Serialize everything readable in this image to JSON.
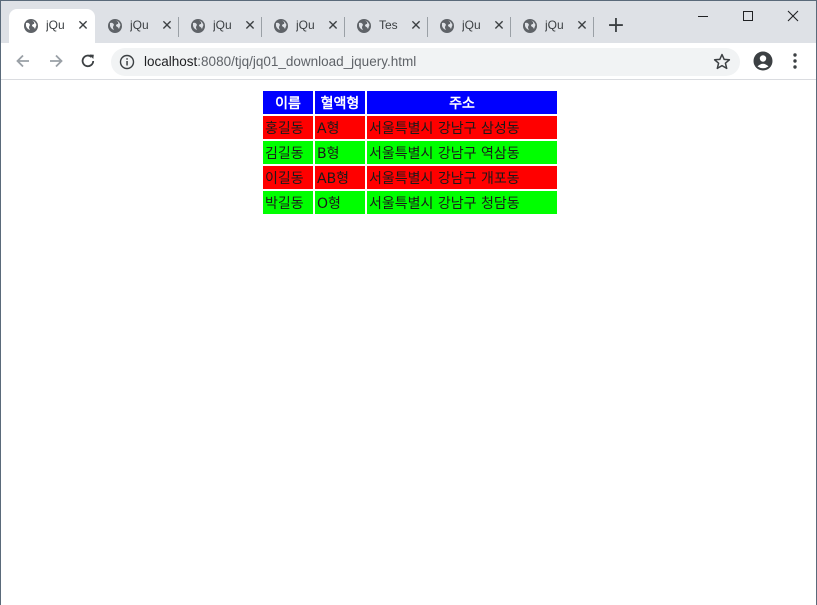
{
  "browser": {
    "tabs": [
      {
        "title": "jQu",
        "active": true
      },
      {
        "title": "jQu",
        "active": false
      },
      {
        "title": "jQu",
        "active": false
      },
      {
        "title": "jQu",
        "active": false
      },
      {
        "title": "Tes",
        "active": false
      },
      {
        "title": "jQu",
        "active": false
      },
      {
        "title": "jQu",
        "active": false
      }
    ],
    "tab_close_glyph": "✕",
    "new_tab_glyph": "+",
    "url_host": "localhost",
    "url_path": ":8080/tjq/jq01_download_jquery.html"
  },
  "table": {
    "headers": [
      "이름",
      "혈액형",
      "주소"
    ],
    "rows": [
      {
        "name": "홍길동",
        "blood": "A형",
        "address": "서울특별시 강남구 삼성동",
        "color": "#ff0000"
      },
      {
        "name": "김길동",
        "blood": "B형",
        "address": "서울특별시 강남구 역삼동",
        "color": "#00ff00"
      },
      {
        "name": "이길동",
        "blood": "AB형",
        "address": "서울특별시 강남구 개포동",
        "color": "#ff0000"
      },
      {
        "name": "박길동",
        "blood": "O형",
        "address": "서울특별시 강남구 청담동",
        "color": "#00ff00"
      }
    ],
    "header_color": "#0000ff"
  }
}
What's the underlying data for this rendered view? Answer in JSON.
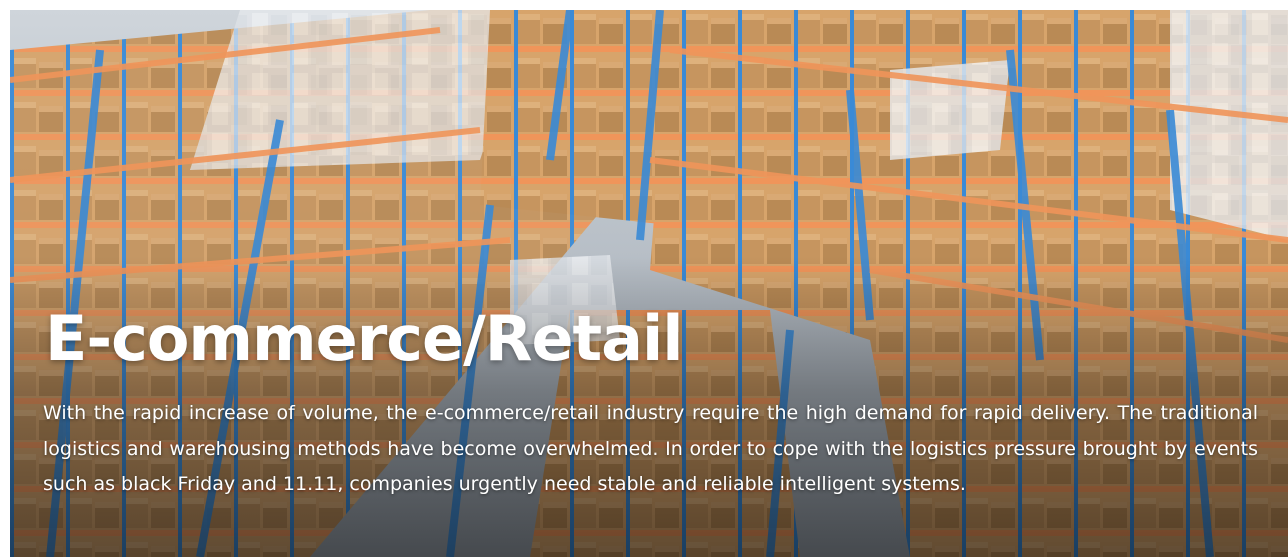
{
  "hero": {
    "title": "E-commerce/Retail",
    "description": "With the rapid increase of volume, the e-commerce/retail industry require the high demand for rapid delivery. The traditional logistics and warehousing methods have become overwhelmed. In order to cope with the logistics pressure brought by events such as black Friday and 11.11, companies urgently need stable and reliable intelligent systems."
  },
  "colors": {
    "rack_upright": "#3a8ad6",
    "rack_beam": "#f0955a",
    "box": "#c79a62",
    "box_light": "#e9ecef",
    "floor": "#b6bec7",
    "text": "#ffffff"
  }
}
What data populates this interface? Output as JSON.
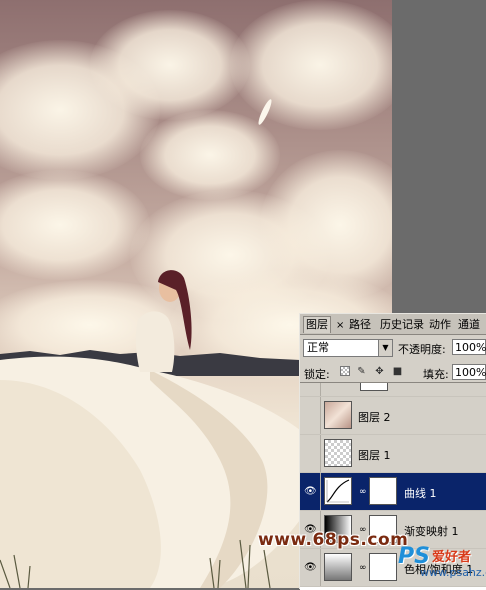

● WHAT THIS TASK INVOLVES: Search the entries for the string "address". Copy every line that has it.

● OUTPUT FOR THIS TASK:
        "address": "서울특별시 강남구 삼성동",
        "address": "서울특별시 강남구 역삼동",
        "address": "서울특별시 강남구 개포동",
        "address": "서울특별시 강남구 청담동",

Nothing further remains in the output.